Enlarge any skimpy planting beds along the foundation or the walkway and rejuvenate existing beds with new mulch. Molinari recommends dark mulch. ”It makes the greens look greener and it also grounds the house. One of the messages I want the house to send is that it is sturdy and stable and well constructed,” she says. Use landscaping as punctuation and focus color and white flowers in places you want people to notice. On the front porch, try positioning a chair on either side of the front door or in a grouping with a small table. Soften the look with an outdoor pillow or two. Set the scene for coffee or lemonade. Finish the entry with a pop of green. Fill a planter, color coordinated with the house, with a conical evergreen and finish it with seasonal flowers. Don’t forget lighting. Potential buyers often view a home online and then drive by after work. Interested buyers also like to see what a home looks like after dark.
–Look to the Sides
No matter how beautifully you’ve staged your own home, the effect will be lost if the homes on either side are unkempt. Often, says Scott Mosby, a contractor from Kirkwood, Mo., it is hard to tell where your property line begins and the neighbor’s ends. Experienced real estate agents offer an array of solutions, which might be a simple as offering to mow a neighbor’s lawn.
Lastly, once you’ve amped up the exterior make sure your agent broadcasts it with new photos online. The Internet is the new curb since most buyers begin their search there and your home has only three seconds to catch a buyer’s eye. Research shows exterior improvements pay off with faster sales and higher prices in some markets. Improvements such as wood decks and new siding typically bring the highest returns on resale, according to the National Association of Realtors annual report on cost versus resale value.
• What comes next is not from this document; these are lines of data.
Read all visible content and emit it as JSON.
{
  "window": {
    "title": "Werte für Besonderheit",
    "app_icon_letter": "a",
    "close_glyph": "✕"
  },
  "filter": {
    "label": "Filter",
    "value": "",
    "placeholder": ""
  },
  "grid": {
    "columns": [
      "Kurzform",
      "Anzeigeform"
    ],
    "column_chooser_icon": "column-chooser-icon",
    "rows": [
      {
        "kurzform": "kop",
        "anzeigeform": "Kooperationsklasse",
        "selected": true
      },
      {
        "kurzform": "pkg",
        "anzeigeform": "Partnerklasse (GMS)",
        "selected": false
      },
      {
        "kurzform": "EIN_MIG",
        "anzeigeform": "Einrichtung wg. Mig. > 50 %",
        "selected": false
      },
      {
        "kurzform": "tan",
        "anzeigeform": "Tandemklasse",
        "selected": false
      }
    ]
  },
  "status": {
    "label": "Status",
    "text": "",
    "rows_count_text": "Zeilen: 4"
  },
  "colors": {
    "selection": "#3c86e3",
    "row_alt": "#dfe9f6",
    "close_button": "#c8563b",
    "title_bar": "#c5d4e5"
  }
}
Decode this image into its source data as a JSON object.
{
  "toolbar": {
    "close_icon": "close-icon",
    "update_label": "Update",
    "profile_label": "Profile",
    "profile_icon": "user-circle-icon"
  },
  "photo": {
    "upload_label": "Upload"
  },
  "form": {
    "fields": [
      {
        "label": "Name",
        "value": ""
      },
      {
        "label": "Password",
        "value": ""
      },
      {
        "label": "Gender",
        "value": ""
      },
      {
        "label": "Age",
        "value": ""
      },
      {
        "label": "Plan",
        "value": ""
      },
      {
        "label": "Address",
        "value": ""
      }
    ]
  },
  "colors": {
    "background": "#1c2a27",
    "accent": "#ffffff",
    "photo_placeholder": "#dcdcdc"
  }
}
There are no guarantees in real estate but an enhanced appearance is the best way to insure your home passes the three-second test.